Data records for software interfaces

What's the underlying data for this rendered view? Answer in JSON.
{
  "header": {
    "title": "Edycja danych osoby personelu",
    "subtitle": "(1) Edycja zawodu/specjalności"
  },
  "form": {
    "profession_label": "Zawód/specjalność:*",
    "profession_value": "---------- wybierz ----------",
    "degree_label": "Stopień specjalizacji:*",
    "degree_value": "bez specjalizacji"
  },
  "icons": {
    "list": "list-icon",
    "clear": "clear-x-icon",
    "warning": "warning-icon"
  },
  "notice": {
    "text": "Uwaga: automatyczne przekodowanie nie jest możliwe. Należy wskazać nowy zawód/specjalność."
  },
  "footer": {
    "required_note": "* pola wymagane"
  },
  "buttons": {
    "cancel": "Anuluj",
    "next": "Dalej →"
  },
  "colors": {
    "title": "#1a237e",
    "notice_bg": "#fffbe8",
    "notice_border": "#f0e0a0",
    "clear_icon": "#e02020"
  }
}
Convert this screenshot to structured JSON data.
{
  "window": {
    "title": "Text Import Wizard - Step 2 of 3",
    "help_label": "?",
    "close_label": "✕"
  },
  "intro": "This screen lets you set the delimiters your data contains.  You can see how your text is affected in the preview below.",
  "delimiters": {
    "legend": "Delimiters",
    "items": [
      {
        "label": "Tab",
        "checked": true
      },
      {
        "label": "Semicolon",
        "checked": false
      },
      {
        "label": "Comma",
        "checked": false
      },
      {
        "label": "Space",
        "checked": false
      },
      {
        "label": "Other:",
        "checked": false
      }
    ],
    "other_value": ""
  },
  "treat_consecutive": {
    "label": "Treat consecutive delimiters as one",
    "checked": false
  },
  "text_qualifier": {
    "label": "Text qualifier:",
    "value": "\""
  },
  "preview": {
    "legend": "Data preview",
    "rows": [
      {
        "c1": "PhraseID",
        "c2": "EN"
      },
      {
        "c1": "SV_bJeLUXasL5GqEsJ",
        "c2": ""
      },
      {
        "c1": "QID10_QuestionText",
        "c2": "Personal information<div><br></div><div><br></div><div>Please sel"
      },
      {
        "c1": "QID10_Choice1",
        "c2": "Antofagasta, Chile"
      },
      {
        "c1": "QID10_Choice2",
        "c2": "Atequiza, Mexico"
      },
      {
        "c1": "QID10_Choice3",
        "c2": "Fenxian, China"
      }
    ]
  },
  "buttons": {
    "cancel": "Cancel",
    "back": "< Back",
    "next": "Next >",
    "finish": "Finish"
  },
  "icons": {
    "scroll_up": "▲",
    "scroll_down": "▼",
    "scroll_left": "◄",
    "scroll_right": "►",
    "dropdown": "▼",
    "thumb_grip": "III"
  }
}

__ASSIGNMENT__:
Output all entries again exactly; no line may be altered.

__EXERCISE OUTPUT__:
What's the underlying data for this rendered view? Answer in JSON.
{
  "header": {
    "title": "Edycja danych osoby personelu",
    "subtitle": "(1) Edycja zawodu/specjalności"
  },
  "form": {
    "profession_label": "Zawód/specjalność:*",
    "profession_value": "---------- wybierz ----------",
    "degree_label": "Stopień specjalizacji:*",
    "degree_value": "bez specjalizacji"
  },
  "icons": {
    "list": "list-icon",
    "clear": "clear-x-icon",
    "warning": "warning-icon"
  },
  "notice": {
    "text": "Uwaga: automatyczne przekodowanie nie jest możliwe. Należy wskazać nowy zawód/specjalność."
  },
  "footer": {
    "required_note": "* pola wymagane"
  },
  "buttons": {
    "cancel": "Anuluj",
    "next": "Dalej →"
  },
  "colors": {
    "title": "#1a237e",
    "notice_bg": "#fffbe8",
    "notice_border": "#f0e0a0",
    "clear_icon": "#e02020"
  }
}
Convert this screenshot to structured JSON data.
{
  "window": {
    "title": "Text Import Wizard - Step 2 of 3",
    "help_label": "?",
    "close_label": "✕"
  },
  "intro": "This screen lets you set the delimiters your data contains.  You can see how your text is affected in the preview below.",
  "delimiters": {
    "legend": "Delimiters",
    "items": [
      {
        "label": "Tab",
        "checked": true
      },
      {
        "label": "Semicolon",
        "checked": false
      },
      {
        "label": "Comma",
        "checked": false
      },
      {
        "label": "Space",
        "checked": false
      },
      {
        "label": "Other:",
        "checked": false
      }
    ],
    "other_value": ""
  },
  "treat_consecutive": {
    "label": "Treat consecutive delimiters as one",
    "checked": false
  },
  "text_qualifier": {
    "label": "Text qualifier:",
    "value": "\""
  },
  "preview": {
    "legend": "Data preview",
    "rows": [
      {
        "c1": "PhraseID",
        "c2": "EN"
      },
      {
        "c1": "SV_bJeLUXasL5GqEsJ",
        "c2": ""
      },
      {
        "c1": "QID10_QuestionText",
        "c2": "Personal information<div><br></div><div><br></div><div>Please sel"
      },
      {
        "c1": "QID10_Choice1",
        "c2": "Antofagasta, Chile"
      },
      {
        "c1": "QID10_Choice2",
        "c2": "Atequiza, Mexico"
      },
      {
        "c1": "QID10_Choice3",
        "c2": "Fenxian, China"
      }
    ]
  },
  "buttons": {
    "cancel": "Cancel",
    "back": "< Back",
    "next": "Next >",
    "finish": "Finish"
  },
  "icons": {
    "scroll_up": "▲",
    "scroll_down": "▼",
    "scroll_left": "◄",
    "scroll_right": "►",
    "dropdown": "▼",
    "thumb_grip": "III"
  }
}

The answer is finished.